== Exercise ==
Reproduce every entry exactly as given.

■ ■ ■ ■ ■ ■ ■

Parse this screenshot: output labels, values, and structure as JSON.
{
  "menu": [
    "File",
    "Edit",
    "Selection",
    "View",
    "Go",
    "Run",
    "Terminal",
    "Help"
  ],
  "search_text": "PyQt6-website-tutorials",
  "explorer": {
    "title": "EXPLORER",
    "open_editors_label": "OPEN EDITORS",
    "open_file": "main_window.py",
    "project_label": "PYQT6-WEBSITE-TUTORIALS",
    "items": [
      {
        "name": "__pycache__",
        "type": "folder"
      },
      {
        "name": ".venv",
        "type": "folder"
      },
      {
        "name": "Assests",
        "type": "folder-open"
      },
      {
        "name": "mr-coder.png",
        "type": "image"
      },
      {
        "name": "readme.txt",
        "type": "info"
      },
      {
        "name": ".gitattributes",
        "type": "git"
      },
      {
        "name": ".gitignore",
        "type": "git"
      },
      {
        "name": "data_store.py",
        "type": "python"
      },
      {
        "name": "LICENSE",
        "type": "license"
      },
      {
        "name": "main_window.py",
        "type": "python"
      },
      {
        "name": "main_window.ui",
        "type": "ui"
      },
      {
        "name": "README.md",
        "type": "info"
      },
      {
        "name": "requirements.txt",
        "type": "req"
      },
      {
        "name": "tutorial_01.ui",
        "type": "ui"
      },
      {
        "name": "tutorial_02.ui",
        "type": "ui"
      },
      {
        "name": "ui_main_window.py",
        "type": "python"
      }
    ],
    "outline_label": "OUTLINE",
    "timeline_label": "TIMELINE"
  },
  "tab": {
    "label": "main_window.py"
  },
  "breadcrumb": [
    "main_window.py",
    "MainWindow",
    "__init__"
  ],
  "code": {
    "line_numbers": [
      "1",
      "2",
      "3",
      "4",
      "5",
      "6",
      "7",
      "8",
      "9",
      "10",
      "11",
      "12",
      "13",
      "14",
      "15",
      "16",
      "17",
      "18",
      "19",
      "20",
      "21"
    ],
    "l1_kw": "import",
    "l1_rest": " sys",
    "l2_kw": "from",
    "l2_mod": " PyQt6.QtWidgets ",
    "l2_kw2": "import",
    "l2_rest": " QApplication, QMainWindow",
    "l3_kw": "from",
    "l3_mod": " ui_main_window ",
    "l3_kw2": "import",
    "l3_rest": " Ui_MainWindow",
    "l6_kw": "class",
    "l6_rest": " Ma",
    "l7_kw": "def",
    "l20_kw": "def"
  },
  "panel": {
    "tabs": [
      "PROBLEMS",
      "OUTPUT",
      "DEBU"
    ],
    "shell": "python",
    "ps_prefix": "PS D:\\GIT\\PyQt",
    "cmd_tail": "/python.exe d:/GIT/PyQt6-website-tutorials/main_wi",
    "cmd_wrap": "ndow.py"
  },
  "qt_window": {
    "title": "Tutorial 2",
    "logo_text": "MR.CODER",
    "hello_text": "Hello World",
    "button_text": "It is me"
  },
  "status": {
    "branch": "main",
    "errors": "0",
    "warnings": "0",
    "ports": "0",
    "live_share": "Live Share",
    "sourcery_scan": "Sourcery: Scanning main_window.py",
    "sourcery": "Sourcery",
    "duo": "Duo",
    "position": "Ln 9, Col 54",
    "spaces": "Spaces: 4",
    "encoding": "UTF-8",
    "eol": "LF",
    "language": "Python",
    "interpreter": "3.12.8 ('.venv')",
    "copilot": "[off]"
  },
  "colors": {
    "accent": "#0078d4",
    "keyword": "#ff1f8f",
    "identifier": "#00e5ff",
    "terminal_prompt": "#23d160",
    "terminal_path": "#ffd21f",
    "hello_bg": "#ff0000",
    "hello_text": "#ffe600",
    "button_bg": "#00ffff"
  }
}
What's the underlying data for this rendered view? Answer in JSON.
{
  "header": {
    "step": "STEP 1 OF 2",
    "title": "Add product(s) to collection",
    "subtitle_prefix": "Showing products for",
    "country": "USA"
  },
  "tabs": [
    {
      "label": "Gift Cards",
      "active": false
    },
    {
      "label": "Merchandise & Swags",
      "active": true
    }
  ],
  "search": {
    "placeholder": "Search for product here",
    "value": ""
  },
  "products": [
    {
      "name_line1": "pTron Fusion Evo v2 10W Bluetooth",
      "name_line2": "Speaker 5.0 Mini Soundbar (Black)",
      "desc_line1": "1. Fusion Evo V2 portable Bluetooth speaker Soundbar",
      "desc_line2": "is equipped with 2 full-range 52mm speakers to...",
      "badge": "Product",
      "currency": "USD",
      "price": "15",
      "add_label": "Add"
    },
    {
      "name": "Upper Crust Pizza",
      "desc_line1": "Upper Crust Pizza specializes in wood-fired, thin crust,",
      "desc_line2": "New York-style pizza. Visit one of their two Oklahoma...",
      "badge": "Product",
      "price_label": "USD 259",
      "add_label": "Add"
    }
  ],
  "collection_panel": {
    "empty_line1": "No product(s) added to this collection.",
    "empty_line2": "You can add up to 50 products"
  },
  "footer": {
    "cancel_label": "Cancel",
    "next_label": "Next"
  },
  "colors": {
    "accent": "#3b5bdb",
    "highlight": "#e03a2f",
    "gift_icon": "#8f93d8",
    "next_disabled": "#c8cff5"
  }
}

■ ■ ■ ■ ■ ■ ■

== Result of the exercise ==
Parse this screenshot: output labels, values, and structure as JSON.
{
  "menu": [
    "File",
    "Edit",
    "Selection",
    "View",
    "Go",
    "Run",
    "Terminal",
    "Help"
  ],
  "search_text": "PyQt6-website-tutorials",
  "explorer": {
    "title": "EXPLORER",
    "open_editors_label": "OPEN EDITORS",
    "open_file": "main_window.py",
    "project_label": "PYQT6-WEBSITE-TUTORIALS",
    "items": [
      {
        "name": "__pycache__",
        "type": "folder"
      },
      {
        "name": ".venv",
        "type": "folder"
      },
      {
        "name": "Assests",
        "type": "folder-open"
      },
      {
        "name": "mr-coder.png",
        "type": "image"
      },
      {
        "name": "readme.txt",
        "type": "info"
      },
      {
        "name": ".gitattributes",
        "type": "git"
      },
      {
        "name": ".gitignore",
        "type": "git"
      },
      {
        "name": "data_store.py",
        "type": "python"
      },
      {
        "name": "LICENSE",
        "type": "license"
      },
      {
        "name": "main_window.py",
        "type": "python"
      },
      {
        "name": "main_window.ui",
        "type": "ui"
      },
      {
        "name": "README.md",
        "type": "info"
      },
      {
        "name": "requirements.txt",
        "type": "req"
      },
      {
        "name": "tutorial_01.ui",
        "type": "ui"
      },
      {
        "name": "tutorial_02.ui",
        "type": "ui"
      },
      {
        "name": "ui_main_window.py",
        "type": "python"
      }
    ],
    "outline_label": "OUTLINE",
    "timeline_label": "TIMELINE"
  },
  "tab": {
    "label": "main_window.py"
  },
  "breadcrumb": [
    "main_window.py",
    "MainWindow",
    "__init__"
  ],
  "code": {
    "line_numbers": [
      "1",
      "2",
      "3",
      "4",
      "5",
      "6",
      "7",
      "8",
      "9",
      "10",
      "11",
      "12",
      "13",
      "14",
      "15",
      "16",
      "17",
      "18",
      "19",
      "20",
      "21"
    ],
    "l1_kw": "import",
    "l1_rest": " sys",
    "l2_kw": "from",
    "l2_mod": " PyQt6.QtWidgets ",
    "l2_kw2": "import",
    "l2_rest": " QApplication, QMainWindow",
    "l3_kw": "from",
    "l3_mod": " ui_main_window ",
    "l3_kw2": "import",
    "l3_rest": " Ui_MainWindow",
    "l6_kw": "class",
    "l6_rest": " Ma",
    "l7_kw": "def",
    "l20_kw": "def"
  },
  "panel": {
    "tabs": [
      "PROBLEMS",
      "OUTPUT",
      "DEBU"
    ],
    "shell": "python",
    "ps_prefix": "PS D:\\GIT\\PyQt",
    "cmd_tail": "/python.exe d:/GIT/PyQt6-website-tutorials/main_wi",
    "cmd_wrap": "ndow.py"
  },
  "qt_window": {
    "title": "Tutorial 2",
    "logo_text": "MR.CODER",
    "hello_text": "Hello World",
    "button_text": "It is me"
  },
  "status": {
    "branch": "main",
    "errors": "0",
    "warnings": "0",
    "ports": "0",
    "live_share": "Live Share",
    "sourcery_scan": "Sourcery: Scanning main_window.py",
    "sourcery": "Sourcery",
    "duo": "Duo",
    "position": "Ln 9, Col 54",
    "spaces": "Spaces: 4",
    "encoding": "UTF-8",
    "eol": "LF",
    "language": "Python",
    "interpreter": "3.12.8 ('.venv')",
    "copilot": "[off]"
  },
  "colors": {
    "accent": "#0078d4",
    "keyword": "#ff1f8f",
    "identifier": "#00e5ff",
    "terminal_prompt": "#23d160",
    "terminal_path": "#ffd21f",
    "hello_bg": "#ff0000",
    "hello_text": "#ffe600",
    "button_bg": "#00ffff"
  }
}
What's the underlying data for this rendered view? Answer in JSON.
{
  "header": {
    "step": "STEP 1 OF 2",
    "title": "Add product(s) to collection",
    "subtitle_prefix": "Showing products for",
    "country": "USA"
  },
  "tabs": [
    {
      "label": "Gift Cards",
      "active": false
    },
    {
      "label": "Merchandise & Swags",
      "active": true
    }
  ],
  "search": {
    "placeholder": "Search for product here",
    "value": ""
  },
  "products": [
    {
      "name_line1": "pTron Fusion Evo v2 10W Bluetooth",
      "name_line2": "Speaker 5.0 Mini Soundbar (Black)",
      "desc_line1": "1. Fusion Evo V2 portable Bluetooth speaker Soundbar",
      "desc_line2": "is equipped with 2 full-range 52mm speakers to...",
      "badge": "Product",
      "currency": "USD",
      "price": "15",
      "add_label": "Add"
    },
    {
      "name": "Upper Crust Pizza",
      "desc_line1": "Upper Crust Pizza specializes in wood-fired, thin crust,",
      "desc_line2": "New York-style pizza. Visit one of their two Oklahoma...",
      "badge": "Product",
      "price_label": "USD 259",
      "add_label": "Add"
    }
  ],
  "collection_panel": {
    "empty_line1": "No product(s) added to this collection.",
    "empty_line2": "You can add up to 50 products"
  },
  "footer": {
    "cancel_label": "Cancel",
    "next_label": "Next"
  },
  "colors": {
    "accent": "#3b5bdb",
    "highlight": "#e03a2f",
    "gift_icon": "#8f93d8",
    "next_disabled": "#c8cff5"
  }
}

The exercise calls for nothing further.